» **Supplied entries**:
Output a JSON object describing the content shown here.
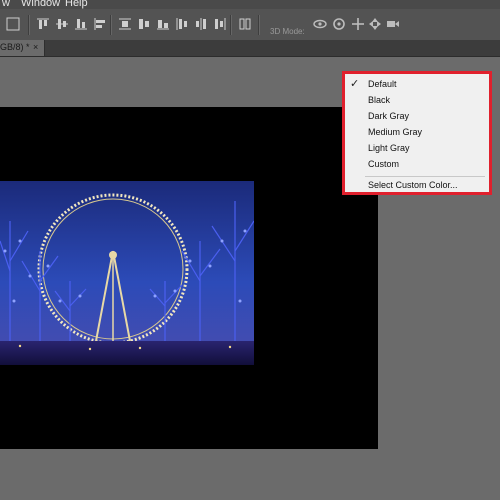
{
  "menubar": {
    "items": [
      {
        "label": "w"
      },
      {
        "label": "Window"
      },
      {
        "label": "Help"
      }
    ]
  },
  "optionsbar": {
    "mode_3d_label": "3D Mode:"
  },
  "document_tab": {
    "title": "GB/8) *",
    "close": "×"
  },
  "context_menu": {
    "check_mark": "✓",
    "items": [
      {
        "label": "Default",
        "checked": true
      },
      {
        "label": "Black"
      },
      {
        "label": "Dark Gray"
      },
      {
        "label": "Medium Gray"
      },
      {
        "label": "Light Gray"
      },
      {
        "label": "Custom"
      },
      {
        "label": "Select Custom Color..."
      }
    ]
  },
  "colors": {
    "highlight_border": "#e0202d",
    "canvas_background": "#000000",
    "workspace_background": "#6b6b6b"
  }
}
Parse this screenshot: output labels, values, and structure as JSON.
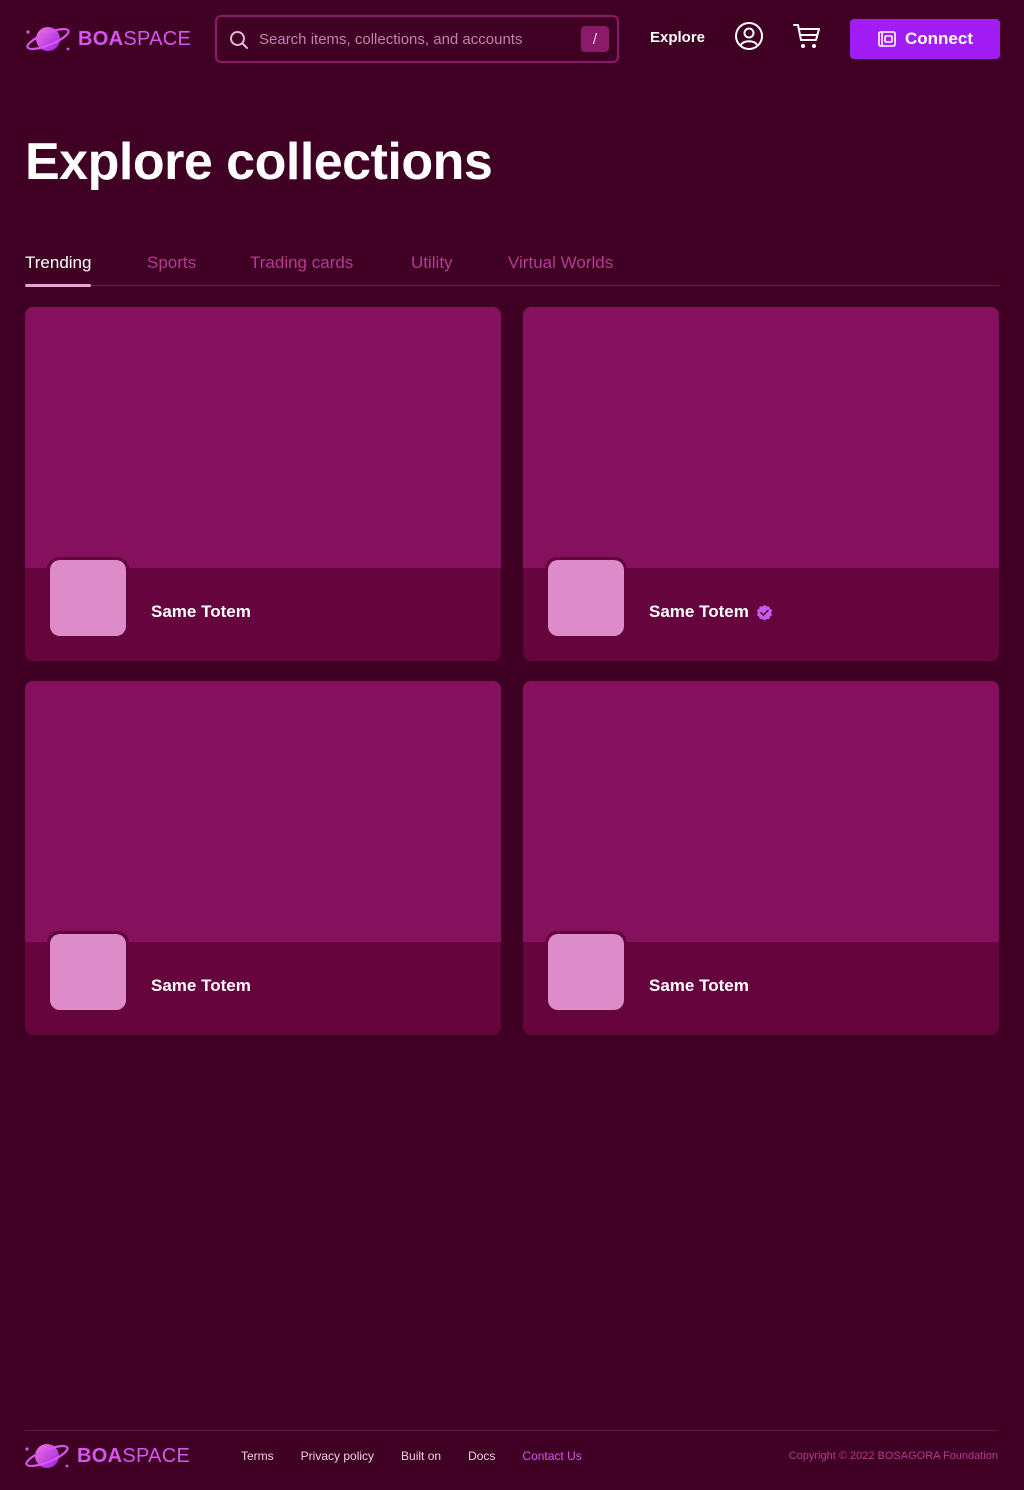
{
  "header": {
    "logo_bold": "BOA",
    "logo_light": "SPACE",
    "search_placeholder": "Search items, collections, and accounts",
    "search_shortcut": "/",
    "nav_explore": "Explore",
    "connect_label": "Connect"
  },
  "page": {
    "title": "Explore collections"
  },
  "tabs": [
    {
      "label": "Trending",
      "active": true
    },
    {
      "label": "Sports",
      "active": false
    },
    {
      "label": "Trading cards",
      "active": false
    },
    {
      "label": "Utility",
      "active": false
    },
    {
      "label": "Virtual Worlds",
      "active": false
    }
  ],
  "collections": [
    {
      "name": "Same Totem",
      "verified": false
    },
    {
      "name": "Same Totem",
      "verified": true
    },
    {
      "name": "Same Totem",
      "verified": false
    },
    {
      "name": "Same Totem",
      "verified": false
    }
  ],
  "footer": {
    "logo_bold": "BOA",
    "logo_light": "SPACE",
    "links": [
      "Terms",
      "Privacy policy",
      "Built on",
      "Docs",
      "Contact Us"
    ],
    "copyright": "Copyright © 2022 BOSAGORA Foundation"
  },
  "colors": {
    "background": "#3f0024",
    "accent": "#a21cf5",
    "brand": "#d855f0",
    "card_banner": "#85105e",
    "card_footer": "#66053d"
  },
  "icons": [
    "planet-logo-icon",
    "search-icon",
    "user-circle-icon",
    "cart-icon",
    "wallet-icon",
    "verified-badge-icon"
  ]
}
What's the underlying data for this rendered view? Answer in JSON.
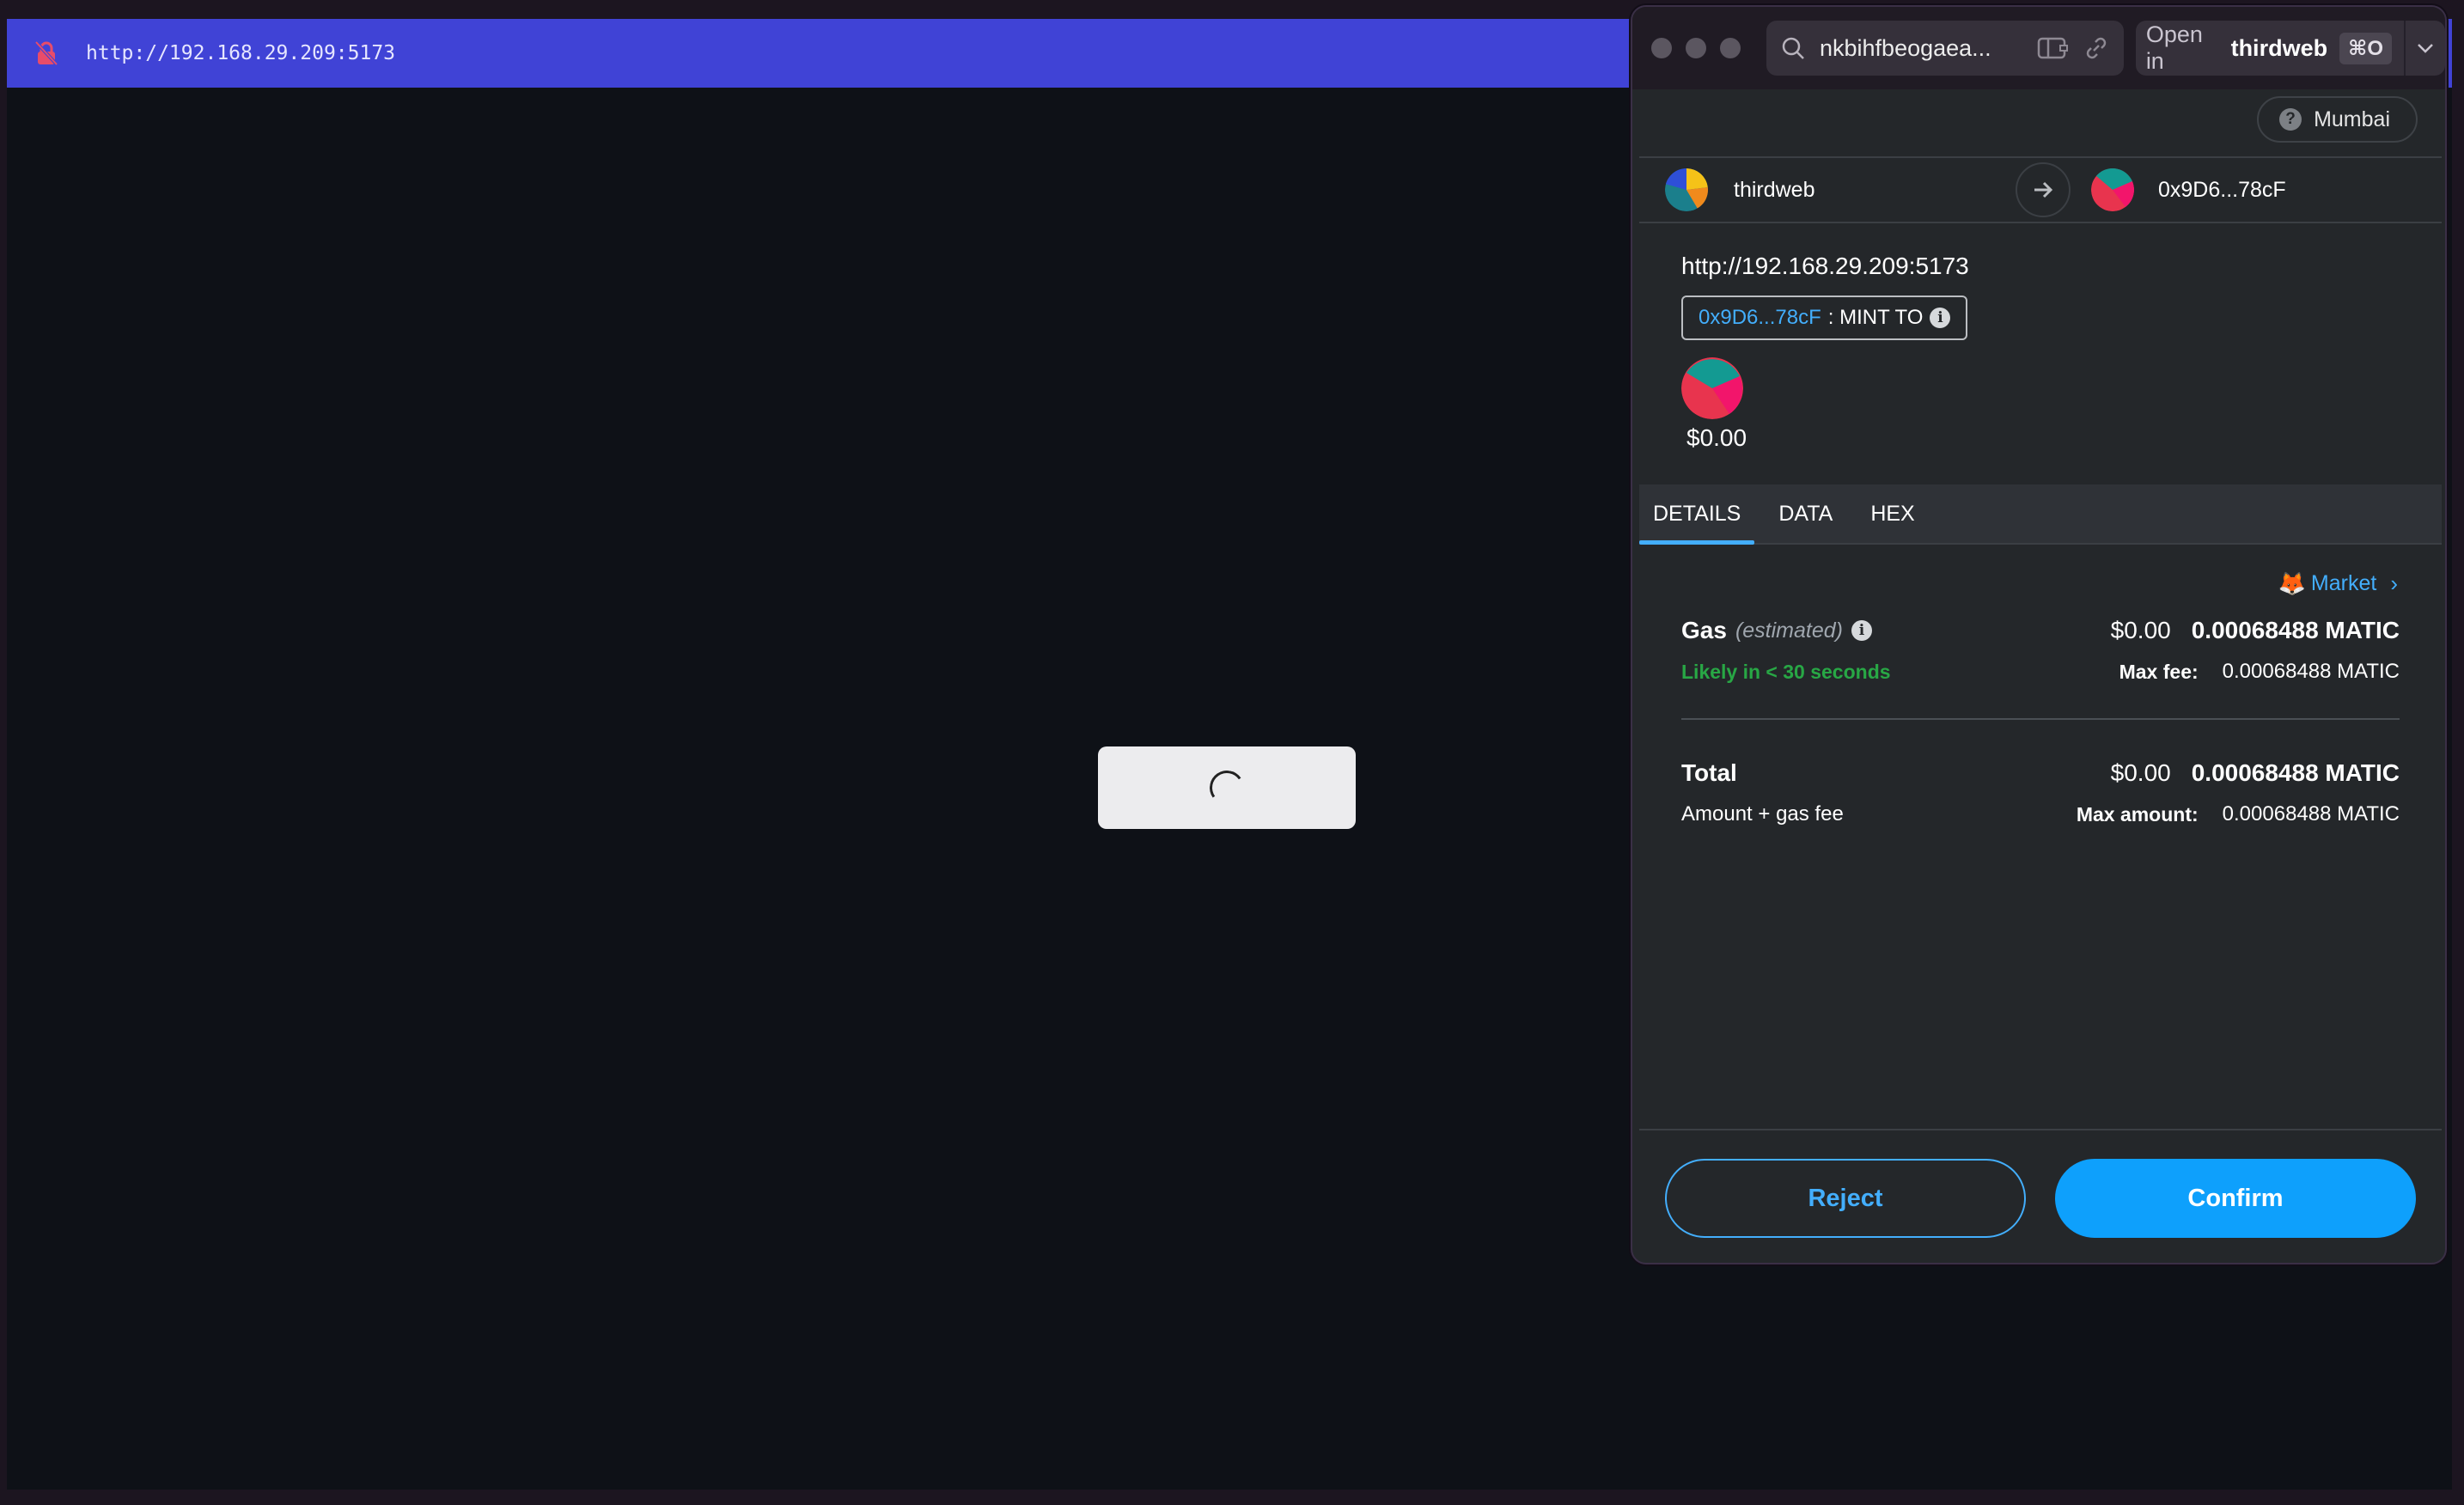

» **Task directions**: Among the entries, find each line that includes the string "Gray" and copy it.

» **Response to the task**:
        "label": "Dark Gray"
        "label": "Medium Gray"
        "label": "Light Gray"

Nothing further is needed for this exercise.